Krista Wiegand had her edited volume, Islands of Contention: The China-Japan Border Dispute in a Multidisciplinary Perspective, (co-edited with Tim Liao and Kimie Hara) published in 2015. She also published an article, "The Korean-Japanese Security Relationship and the Dokdo Islets Dispute," The Pacific Review, vol. 28, (2015), p. 347-366. Wiegand was also successful in attracting two grants. One of the grants from the Office of Naval Research, Minerva Research Initiative, ~$650,000, funded, 2015-2017, with University of North Texas, University of Iowa, and University of Georgia on the "Issue Correlates of War: Identity Claims." The other grant came from the South Korea Ministry of Foreign Affairs & KAUPA, funded for $10,000.
Professors John Scheb and Hemant Sharma published the fourth edition of their book, An Introduction to the American Legal System.
Professor Richard Pacelle had his book, The Supreme Court in a Separation of Powers System published.
Professor Anthony Nownes had the ninth edition of his co-edited volume, Interest Group Politics published.
Professor Jana Morgan had two recent publications. She co-authored an article with Alissandra Stoyan, Sara Niedzwiecki, Jonathan Hartlyn, and Rosario Espinal. "Trust in Government Institutions: The Effects of Performance and Participation in the Dominican Republic and Haiti." in International Political Science Review. And her chapter, "Gender and the Latin American Voter" appeared in the book, The Latin American Voter, (eds. Ryan Carlin, Matthew Singer and Elizabeth Zechmeister) with the University of Michigan Press.
Professor Nate Kelly (along with Eric Keller, featured elsewhere in this newsletter) published "Partisan Politics, Financial Deregulation, and the New Gilded Age," in Political Research Quarterly.
Professor Kyung Joon Han published "The Impact of Radical Right-Wing Parties on the Positions of Mainstream Parties Regarding Multiculturalism," in West European Politics (2014).

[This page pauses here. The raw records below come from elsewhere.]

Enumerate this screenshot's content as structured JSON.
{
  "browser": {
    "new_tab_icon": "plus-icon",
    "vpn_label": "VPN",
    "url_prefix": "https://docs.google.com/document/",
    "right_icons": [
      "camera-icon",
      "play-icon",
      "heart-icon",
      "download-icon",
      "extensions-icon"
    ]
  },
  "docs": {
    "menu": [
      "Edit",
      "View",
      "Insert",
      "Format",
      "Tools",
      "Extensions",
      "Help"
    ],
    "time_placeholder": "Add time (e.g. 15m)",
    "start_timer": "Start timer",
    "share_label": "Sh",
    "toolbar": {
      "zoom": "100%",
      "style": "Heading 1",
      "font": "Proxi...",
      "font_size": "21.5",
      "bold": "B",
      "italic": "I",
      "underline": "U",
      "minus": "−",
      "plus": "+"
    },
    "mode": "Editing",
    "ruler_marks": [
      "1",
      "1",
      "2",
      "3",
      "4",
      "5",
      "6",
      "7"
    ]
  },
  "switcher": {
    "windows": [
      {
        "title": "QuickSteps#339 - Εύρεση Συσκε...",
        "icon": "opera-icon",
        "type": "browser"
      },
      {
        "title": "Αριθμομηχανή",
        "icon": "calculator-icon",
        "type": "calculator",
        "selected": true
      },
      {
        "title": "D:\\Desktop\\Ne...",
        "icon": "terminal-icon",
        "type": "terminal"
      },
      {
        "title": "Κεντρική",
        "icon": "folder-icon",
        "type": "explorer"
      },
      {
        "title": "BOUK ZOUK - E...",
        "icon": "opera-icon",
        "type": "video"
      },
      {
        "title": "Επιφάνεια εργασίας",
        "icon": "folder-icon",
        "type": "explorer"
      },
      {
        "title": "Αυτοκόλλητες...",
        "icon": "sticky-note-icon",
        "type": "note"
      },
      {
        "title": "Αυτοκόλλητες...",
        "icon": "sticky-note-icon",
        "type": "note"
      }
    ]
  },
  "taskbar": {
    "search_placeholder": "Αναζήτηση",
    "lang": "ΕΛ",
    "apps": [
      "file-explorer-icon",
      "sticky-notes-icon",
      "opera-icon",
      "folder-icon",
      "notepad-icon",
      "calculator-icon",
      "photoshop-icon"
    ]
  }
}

Professor Michael Fitzgerald received an Institute for Nuclear Security Seed Grant for "A Longitudinal Study of International Public Opinion and Mass Media Coverage of American Global Leadership and Foreign Policy: Exploring the Dynamics of Global and Regional Anti-Americanism" in the amount of $18,000.